__WORKING DATA__.
────────
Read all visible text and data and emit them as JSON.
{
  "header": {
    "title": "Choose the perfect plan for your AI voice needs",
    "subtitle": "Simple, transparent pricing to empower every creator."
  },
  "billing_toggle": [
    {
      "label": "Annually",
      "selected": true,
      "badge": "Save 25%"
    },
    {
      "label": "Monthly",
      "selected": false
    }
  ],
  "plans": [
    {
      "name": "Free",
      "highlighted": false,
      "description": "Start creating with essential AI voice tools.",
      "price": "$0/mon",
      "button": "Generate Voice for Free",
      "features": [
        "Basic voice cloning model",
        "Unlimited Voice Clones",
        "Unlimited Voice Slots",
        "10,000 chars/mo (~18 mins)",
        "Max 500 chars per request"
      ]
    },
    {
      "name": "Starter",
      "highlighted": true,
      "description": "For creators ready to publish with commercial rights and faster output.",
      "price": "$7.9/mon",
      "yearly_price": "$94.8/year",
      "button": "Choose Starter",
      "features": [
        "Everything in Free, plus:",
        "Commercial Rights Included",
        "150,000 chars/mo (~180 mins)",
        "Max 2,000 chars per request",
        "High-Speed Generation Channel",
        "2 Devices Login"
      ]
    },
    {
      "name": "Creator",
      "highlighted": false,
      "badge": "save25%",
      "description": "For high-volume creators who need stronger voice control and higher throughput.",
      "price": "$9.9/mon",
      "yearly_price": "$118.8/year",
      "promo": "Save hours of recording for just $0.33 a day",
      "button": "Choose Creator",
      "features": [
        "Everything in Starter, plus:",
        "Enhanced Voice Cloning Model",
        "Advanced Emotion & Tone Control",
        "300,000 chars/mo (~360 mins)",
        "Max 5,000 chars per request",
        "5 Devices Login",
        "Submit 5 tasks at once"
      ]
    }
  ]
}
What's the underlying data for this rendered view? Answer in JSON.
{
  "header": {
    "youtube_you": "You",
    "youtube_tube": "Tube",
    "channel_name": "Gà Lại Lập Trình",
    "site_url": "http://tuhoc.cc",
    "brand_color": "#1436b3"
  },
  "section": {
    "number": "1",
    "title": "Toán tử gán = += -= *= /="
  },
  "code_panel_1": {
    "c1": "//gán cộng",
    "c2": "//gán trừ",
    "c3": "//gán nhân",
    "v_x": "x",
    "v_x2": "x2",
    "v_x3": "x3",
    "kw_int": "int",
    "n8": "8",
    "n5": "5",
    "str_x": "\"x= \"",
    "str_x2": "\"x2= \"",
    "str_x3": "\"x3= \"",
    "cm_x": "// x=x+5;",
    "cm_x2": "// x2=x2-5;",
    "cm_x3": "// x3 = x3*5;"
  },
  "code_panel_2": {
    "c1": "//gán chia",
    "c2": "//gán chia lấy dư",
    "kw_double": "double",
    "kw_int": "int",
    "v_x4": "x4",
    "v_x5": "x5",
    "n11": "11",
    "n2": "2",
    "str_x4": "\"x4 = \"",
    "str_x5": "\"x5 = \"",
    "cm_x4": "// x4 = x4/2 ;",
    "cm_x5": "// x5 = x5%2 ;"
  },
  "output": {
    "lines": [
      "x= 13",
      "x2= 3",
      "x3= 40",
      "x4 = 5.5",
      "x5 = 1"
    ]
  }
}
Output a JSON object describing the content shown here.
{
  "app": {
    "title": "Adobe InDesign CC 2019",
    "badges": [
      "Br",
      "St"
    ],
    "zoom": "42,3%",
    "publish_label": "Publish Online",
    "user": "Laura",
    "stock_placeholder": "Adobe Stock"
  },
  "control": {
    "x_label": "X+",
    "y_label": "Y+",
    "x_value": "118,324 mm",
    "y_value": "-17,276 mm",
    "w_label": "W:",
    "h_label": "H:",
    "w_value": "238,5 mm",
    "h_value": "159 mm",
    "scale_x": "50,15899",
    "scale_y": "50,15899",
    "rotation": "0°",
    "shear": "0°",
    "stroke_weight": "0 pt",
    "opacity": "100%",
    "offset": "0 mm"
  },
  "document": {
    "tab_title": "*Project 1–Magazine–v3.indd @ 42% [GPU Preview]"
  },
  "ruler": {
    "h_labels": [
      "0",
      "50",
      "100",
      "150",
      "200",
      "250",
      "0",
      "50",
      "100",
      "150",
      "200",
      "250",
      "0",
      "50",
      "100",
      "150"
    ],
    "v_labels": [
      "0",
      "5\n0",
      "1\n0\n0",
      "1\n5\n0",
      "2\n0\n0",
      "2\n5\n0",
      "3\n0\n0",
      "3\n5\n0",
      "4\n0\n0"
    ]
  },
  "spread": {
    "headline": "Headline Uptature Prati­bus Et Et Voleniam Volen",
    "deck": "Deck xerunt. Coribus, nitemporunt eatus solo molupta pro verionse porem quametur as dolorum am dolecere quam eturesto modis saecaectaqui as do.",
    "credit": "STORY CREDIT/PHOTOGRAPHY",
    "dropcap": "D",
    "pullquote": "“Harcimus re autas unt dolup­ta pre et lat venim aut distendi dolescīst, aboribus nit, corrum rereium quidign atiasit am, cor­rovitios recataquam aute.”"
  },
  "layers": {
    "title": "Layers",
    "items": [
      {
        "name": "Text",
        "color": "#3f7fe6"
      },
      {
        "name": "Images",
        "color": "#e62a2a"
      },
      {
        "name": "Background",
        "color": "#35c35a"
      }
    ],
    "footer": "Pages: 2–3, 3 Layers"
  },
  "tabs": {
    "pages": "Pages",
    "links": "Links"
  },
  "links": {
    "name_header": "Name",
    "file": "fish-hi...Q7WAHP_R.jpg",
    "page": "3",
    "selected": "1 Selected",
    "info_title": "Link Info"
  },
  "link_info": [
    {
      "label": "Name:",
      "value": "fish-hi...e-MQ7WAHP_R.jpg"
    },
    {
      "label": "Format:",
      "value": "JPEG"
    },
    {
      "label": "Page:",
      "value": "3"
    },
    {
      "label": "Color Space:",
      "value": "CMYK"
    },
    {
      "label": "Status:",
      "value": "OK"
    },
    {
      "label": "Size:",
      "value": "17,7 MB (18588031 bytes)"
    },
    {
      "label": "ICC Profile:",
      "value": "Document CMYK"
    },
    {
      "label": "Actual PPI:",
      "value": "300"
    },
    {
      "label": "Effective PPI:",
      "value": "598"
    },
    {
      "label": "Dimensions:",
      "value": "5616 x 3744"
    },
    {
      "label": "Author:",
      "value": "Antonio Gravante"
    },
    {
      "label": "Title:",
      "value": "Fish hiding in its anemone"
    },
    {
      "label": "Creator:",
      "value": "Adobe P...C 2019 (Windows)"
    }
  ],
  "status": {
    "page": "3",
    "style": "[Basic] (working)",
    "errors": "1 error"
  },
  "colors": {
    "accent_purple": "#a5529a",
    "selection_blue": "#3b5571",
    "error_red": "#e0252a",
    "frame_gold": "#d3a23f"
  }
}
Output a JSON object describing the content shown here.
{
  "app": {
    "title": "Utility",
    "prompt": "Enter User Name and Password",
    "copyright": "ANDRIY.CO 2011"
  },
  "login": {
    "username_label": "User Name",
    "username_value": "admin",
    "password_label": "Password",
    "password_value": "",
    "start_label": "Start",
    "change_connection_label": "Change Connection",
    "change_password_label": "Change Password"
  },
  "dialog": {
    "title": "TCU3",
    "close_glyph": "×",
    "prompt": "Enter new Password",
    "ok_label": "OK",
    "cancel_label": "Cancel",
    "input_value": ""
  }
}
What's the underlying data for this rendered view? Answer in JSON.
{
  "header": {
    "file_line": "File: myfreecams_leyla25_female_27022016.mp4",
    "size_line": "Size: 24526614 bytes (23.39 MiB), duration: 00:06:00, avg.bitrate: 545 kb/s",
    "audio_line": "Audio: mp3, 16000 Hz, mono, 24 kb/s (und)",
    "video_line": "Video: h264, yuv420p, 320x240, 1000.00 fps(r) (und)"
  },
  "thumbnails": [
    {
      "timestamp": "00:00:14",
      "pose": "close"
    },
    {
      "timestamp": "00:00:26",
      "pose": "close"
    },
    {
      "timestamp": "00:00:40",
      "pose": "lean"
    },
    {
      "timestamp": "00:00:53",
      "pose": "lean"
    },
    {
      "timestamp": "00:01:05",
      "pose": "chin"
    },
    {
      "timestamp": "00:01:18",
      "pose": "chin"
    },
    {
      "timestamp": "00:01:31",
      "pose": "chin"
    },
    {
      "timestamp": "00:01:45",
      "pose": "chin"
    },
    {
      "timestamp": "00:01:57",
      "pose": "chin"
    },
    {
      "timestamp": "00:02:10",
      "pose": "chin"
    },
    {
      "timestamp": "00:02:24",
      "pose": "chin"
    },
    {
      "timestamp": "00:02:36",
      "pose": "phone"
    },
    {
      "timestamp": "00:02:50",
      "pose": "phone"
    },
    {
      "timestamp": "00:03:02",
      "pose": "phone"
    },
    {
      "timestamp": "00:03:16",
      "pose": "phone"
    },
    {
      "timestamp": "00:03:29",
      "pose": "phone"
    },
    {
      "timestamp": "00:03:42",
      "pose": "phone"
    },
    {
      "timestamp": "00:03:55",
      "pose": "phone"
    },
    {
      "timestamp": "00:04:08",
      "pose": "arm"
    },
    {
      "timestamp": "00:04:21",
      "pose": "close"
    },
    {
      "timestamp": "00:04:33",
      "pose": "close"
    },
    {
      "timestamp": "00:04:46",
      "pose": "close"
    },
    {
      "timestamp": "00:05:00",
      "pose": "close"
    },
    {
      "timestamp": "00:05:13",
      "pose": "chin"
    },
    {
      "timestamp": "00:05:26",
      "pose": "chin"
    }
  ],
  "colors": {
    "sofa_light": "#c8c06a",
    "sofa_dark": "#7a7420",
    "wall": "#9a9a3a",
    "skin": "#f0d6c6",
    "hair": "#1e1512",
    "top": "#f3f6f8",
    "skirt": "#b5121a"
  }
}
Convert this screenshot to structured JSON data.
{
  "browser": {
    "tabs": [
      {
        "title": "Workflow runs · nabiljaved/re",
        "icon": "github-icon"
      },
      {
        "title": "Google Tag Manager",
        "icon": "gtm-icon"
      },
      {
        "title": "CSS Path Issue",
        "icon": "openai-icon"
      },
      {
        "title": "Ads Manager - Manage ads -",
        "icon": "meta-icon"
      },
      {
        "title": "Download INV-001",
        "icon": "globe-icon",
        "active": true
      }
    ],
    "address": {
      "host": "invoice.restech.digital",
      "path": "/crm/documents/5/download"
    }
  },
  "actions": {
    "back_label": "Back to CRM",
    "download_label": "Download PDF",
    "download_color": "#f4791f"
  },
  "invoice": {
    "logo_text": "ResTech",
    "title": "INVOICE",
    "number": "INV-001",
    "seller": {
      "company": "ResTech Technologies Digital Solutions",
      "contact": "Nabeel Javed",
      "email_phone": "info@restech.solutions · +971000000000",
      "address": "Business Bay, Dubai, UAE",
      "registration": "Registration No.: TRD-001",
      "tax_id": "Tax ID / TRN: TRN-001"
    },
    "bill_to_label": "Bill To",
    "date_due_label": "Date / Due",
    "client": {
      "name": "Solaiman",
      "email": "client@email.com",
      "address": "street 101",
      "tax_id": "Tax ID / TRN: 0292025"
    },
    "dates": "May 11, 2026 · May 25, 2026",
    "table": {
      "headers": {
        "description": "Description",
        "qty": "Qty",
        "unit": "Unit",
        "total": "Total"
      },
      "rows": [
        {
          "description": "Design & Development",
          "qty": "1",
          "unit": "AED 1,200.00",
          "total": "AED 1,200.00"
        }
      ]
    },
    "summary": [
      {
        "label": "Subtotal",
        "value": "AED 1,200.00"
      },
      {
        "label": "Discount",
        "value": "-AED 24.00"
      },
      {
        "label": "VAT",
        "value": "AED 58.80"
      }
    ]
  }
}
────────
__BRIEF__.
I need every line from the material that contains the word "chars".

__OUTPUT FOR THIS TASK__.
        "10,000 chars/mo (~18 mins)",
        "Max 500 chars per request"
        "150,000 chars/mo (~180 mins)",
        "Max 2,000 chars per request",
        "300,000 chars/mo (~360 mins)",
        "Max 5,000 chars per request",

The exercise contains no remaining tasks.